§ **Work request**
Filter the entries for the word "Motions". Copy each line in which it occurs.

____ The records

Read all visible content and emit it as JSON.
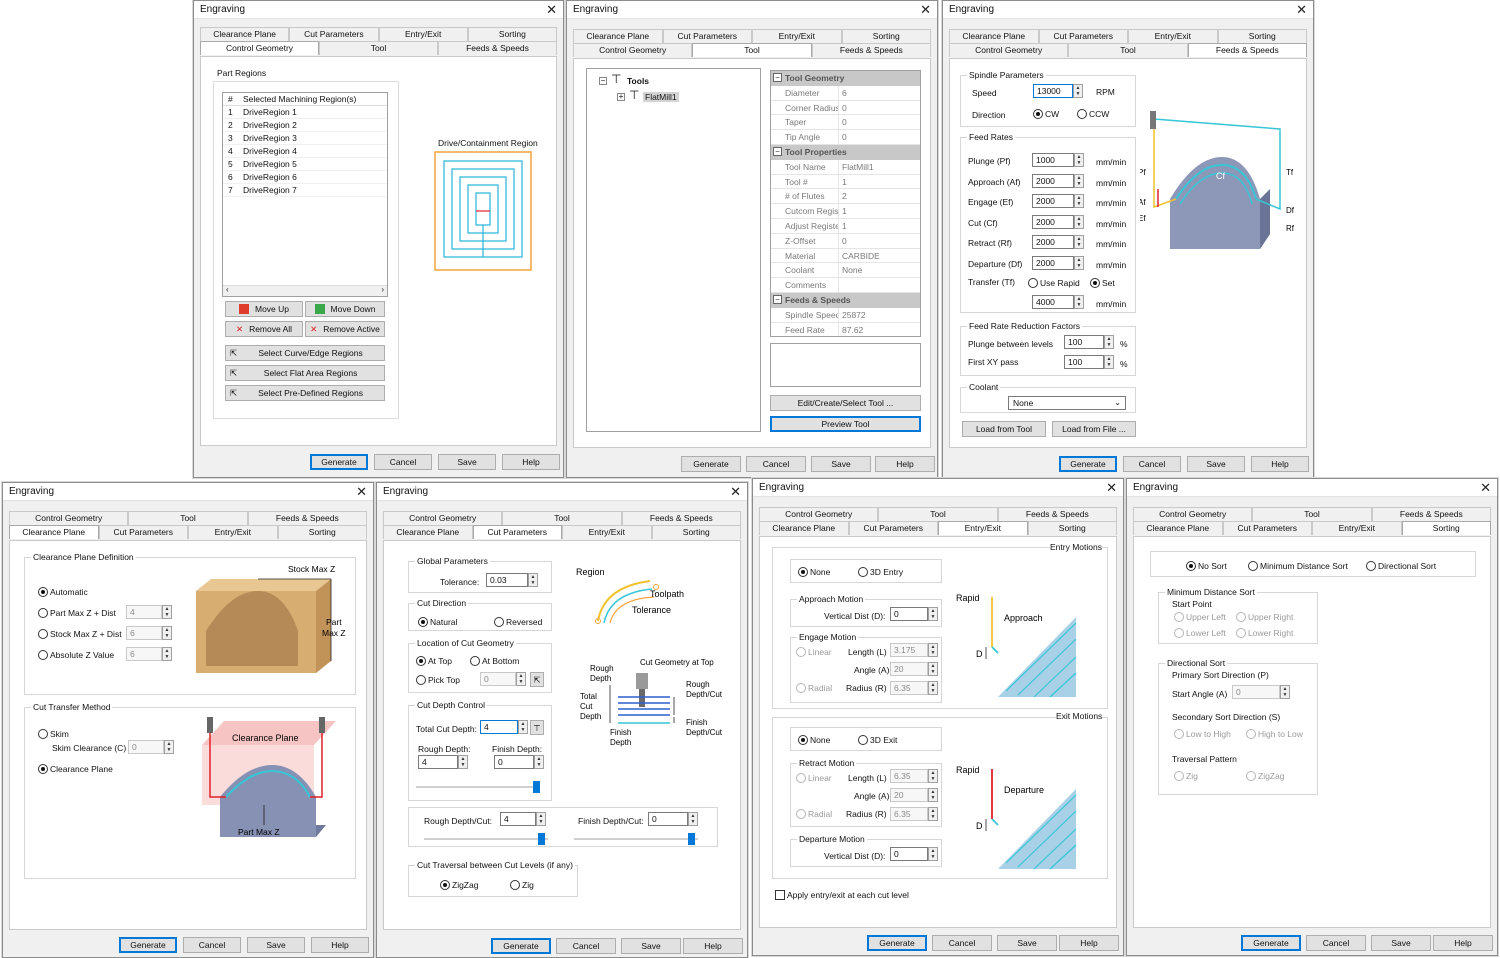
{
  "common": {
    "title": "Engraving",
    "close": "✕",
    "generate": "Generate",
    "cancel": "Cancel",
    "save": "Save",
    "help": "Help"
  },
  "tabs": {
    "clearance_plane": "Clearance Plane",
    "cut_parameters": "Cut Parameters",
    "entry_exit": "Entry/Exit",
    "sorting": "Sorting",
    "control_geometry": "Control Geometry",
    "tool": "Tool",
    "feeds_speeds": "Feeds & Speeds"
  },
  "control_geometry": {
    "group": "Part Regions",
    "header_num": "#",
    "header_name": "Selected Machining Region(s)",
    "regions": [
      {
        "n": "1",
        "name": "DriveRegion 1"
      },
      {
        "n": "2",
        "name": "DriveRegion 2"
      },
      {
        "n": "3",
        "name": "DriveRegion 3"
      },
      {
        "n": "4",
        "name": "DriveRegion 4"
      },
      {
        "n": "5",
        "name": "DriveRegion 5"
      },
      {
        "n": "6",
        "name": "DriveRegion 6"
      },
      {
        "n": "7",
        "name": "DriveRegion 7"
      }
    ],
    "move_up": "Move Up",
    "move_down": "Move Down",
    "remove_all": "Remove All",
    "remove_active": "Remove Active",
    "select_curve": "Select Curve/Edge Regions",
    "select_flat": "Select Flat Area Regions",
    "select_predefined": "Select Pre-Defined Regions",
    "preview_label": "Drive/Containment Region"
  },
  "tool": {
    "tree_root": "Tools",
    "tree_item": "FlatMill1",
    "cat_geometry": "Tool Geometry",
    "cat_properties": "Tool Properties",
    "cat_feeds": "Feeds & Speeds",
    "geometry": [
      {
        "k": "Diameter",
        "v": "6"
      },
      {
        "k": "Corner Radius",
        "v": "0"
      },
      {
        "k": "Taper",
        "v": "0"
      },
      {
        "k": "Tip Angle",
        "v": "0"
      }
    ],
    "properties": [
      {
        "k": "Tool Name",
        "v": "FlatMill1"
      },
      {
        "k": "Tool #",
        "v": "1"
      },
      {
        "k": "# of Flutes",
        "v": "2"
      },
      {
        "k": "Cutcom Registe",
        "v": "1"
      },
      {
        "k": "Adjust Register",
        "v": "1"
      },
      {
        "k": "Z-Offset",
        "v": "0"
      },
      {
        "k": "Material",
        "v": "CARBIDE"
      },
      {
        "k": "Coolant",
        "v": "None"
      },
      {
        "k": "Comments",
        "v": ""
      }
    ],
    "feeds": [
      {
        "k": "Spindle Speed",
        "v": "25872"
      },
      {
        "k": "Feed Rate",
        "v": "87.62"
      }
    ],
    "edit_button": "Edit/Create/Select Tool ...",
    "preview_button": "Preview Tool"
  },
  "feeds_speeds": {
    "spindle_group": "Spindle Parameters",
    "speed_label": "Speed",
    "speed_value": "13000",
    "rpm": "RPM",
    "direction_label": "Direction",
    "cw": "CW",
    "ccw": "CCW",
    "feed_group": "Feed Rates",
    "rates": [
      {
        "label": "Plunge (Pf)",
        "value": "1000",
        "unit": "mm/min"
      },
      {
        "label": "Approach (Af)",
        "value": "2000",
        "unit": "mm/min"
      },
      {
        "label": "Engage (Ef)",
        "value": "2000",
        "unit": "mm/min"
      },
      {
        "label": "Cut (Cf)",
        "value": "2000",
        "unit": "mm/min"
      },
      {
        "label": "Retract (Rf)",
        "value": "2000",
        "unit": "mm/min"
      },
      {
        "label": "Departure (Df)",
        "value": "2000",
        "unit": "mm/min"
      }
    ],
    "transfer_label": "Transfer (Tf)",
    "use_rapid": "Use Rapid",
    "set": "Set",
    "transfer_value": "4000",
    "transfer_unit": "mm/min",
    "reduction_group": "Feed Rate Reduction Factors",
    "plunge_between": "Plunge between levels",
    "plunge_between_value": "100",
    "first_xy": "First XY pass",
    "first_xy_value": "100",
    "pct": "%",
    "coolant_group": "Coolant",
    "coolant_value": "None",
    "load_tool": "Load from Tool",
    "load_file": "Load from File ...",
    "img_labels": {
      "pf": "Pf",
      "af": "Af",
      "ef": "Ef",
      "cf": "Cf",
      "tf": "Tf",
      "df": "Df",
      "rf": "Rf"
    }
  },
  "clearance": {
    "group": "Clearance Plane Definition",
    "automatic": "Automatic",
    "part_max": "Part Max Z + Dist",
    "part_max_value": "4",
    "stock_max": "Stock Max Z + Dist",
    "stock_max_value": "6",
    "absolute": "Absolute Z Value",
    "absolute_value": "6",
    "img_stock": "Stock Max Z",
    "img_part1": "Part",
    "img_part2": "Max Z",
    "transfer_group": "Cut Transfer Method",
    "skim": "Skim",
    "skim_clearance": "Skim Clearance (C)",
    "skim_value": "0",
    "clearance_plane": "Clearance Plane",
    "img_clearance": "Clearance Plane",
    "img_partmax": "Part Max Z"
  },
  "cut_params": {
    "global_group": "Global Parameters",
    "tolerance_label": "Tolerance:",
    "tolerance_value": "0.03",
    "direction_group": "Cut Direction",
    "natural": "Natural",
    "reversed": "Reversed",
    "location_group": "Location of Cut Geometry",
    "at_top": "At Top",
    "at_bottom": "At Bottom",
    "pick_top": "Pick Top",
    "pick_value": "0",
    "depth_group": "Cut Depth Control",
    "total_depth_label": "Total Cut Depth:",
    "total_depth_value": "4",
    "rough_depth_label": "Rough Depth:",
    "rough_depth_value": "4",
    "finish_depth_label": "Finish Depth:",
    "finish_depth_value": "0",
    "rough_cut_label": "Rough Depth/Cut:",
    "rough_cut_value": "4",
    "finish_cut_label": "Finish Depth/Cut:",
    "finish_cut_value": "0",
    "traversal_group": "Cut Traversal between Cut Levels (if any)",
    "zigzag": "ZigZag",
    "zig": "Zig",
    "img_region": "Region",
    "img_toolpath": "Toolpath",
    "img_tolerance": "Tolerance",
    "img_cutgeom": "Cut Geometry at Top",
    "img_rough_depth1": "Rough",
    "img_rough_depth2": "Depth",
    "img_total1": "Total",
    "img_total2": "Cut",
    "img_total3": "Depth",
    "img_finish1": "Finish",
    "img_finish2": "Depth",
    "img_rdc1": "Rough",
    "img_rdc2": "Depth/Cut",
    "img_fdc1": "Finish",
    "img_fdc2": "Depth/Cut"
  },
  "entry_exit": {
    "entry_title": "Entry Motions",
    "none": "None",
    "entry_3d": "3D Entry",
    "approach_group": "Approach Motion",
    "vertical_dist": "Vertical Dist (D):",
    "approach_value": "0",
    "engage_group": "Engage Motion",
    "linear": "Linear",
    "length": "Length (L)",
    "engage_length": "3.175",
    "angle": "Angle (A)",
    "engage_angle": "20",
    "radial": "Radial",
    "radius": "Radius (R)",
    "engage_radius": "6.35",
    "exit_title": "Exit Motions",
    "exit_3d": "3D Exit",
    "retract_group": "Retract Motion",
    "retract_length": "6.35",
    "retract_angle": "20",
    "retract_radius": "6.35",
    "departure_group": "Departure Motion",
    "departure_value": "0",
    "apply_each": "Apply entry/exit at each cut level",
    "img_rapid": "Rapid",
    "img_approach": "Approach",
    "img_departure": "Departure",
    "img_d": "D"
  },
  "sorting": {
    "no_sort": "No Sort",
    "min_dist": "Minimum Distance Sort",
    "directional": "Directional Sort",
    "min_group": "Minimum Distance Sort",
    "start_point": "Start Point",
    "upper_left": "Upper Left",
    "upper_right": "Upper Right",
    "lower_left": "Lower Left",
    "lower_right": "Lower Right",
    "dir_group": "Directional Sort",
    "primary": "Primary Sort Direction (P)",
    "start_angle": "Start Angle (A)",
    "start_angle_value": "0",
    "secondary": "Secondary Sort Direction (S)",
    "low_high": "Low to High",
    "high_low": "High to Low",
    "traversal": "Traversal Pattern",
    "zig": "Zig",
    "zigzag": "ZigZag"
  },
  "colors": {
    "accent": "#0078d7",
    "toolpath": "#36c6d6",
    "rapid": "#e0202a",
    "approach": "#f2c22e",
    "part": "#7b86a8"
  }
}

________

§ **Output of the task**
    "entry_title": "Entry Motions",
    "exit_title": "Exit Motions",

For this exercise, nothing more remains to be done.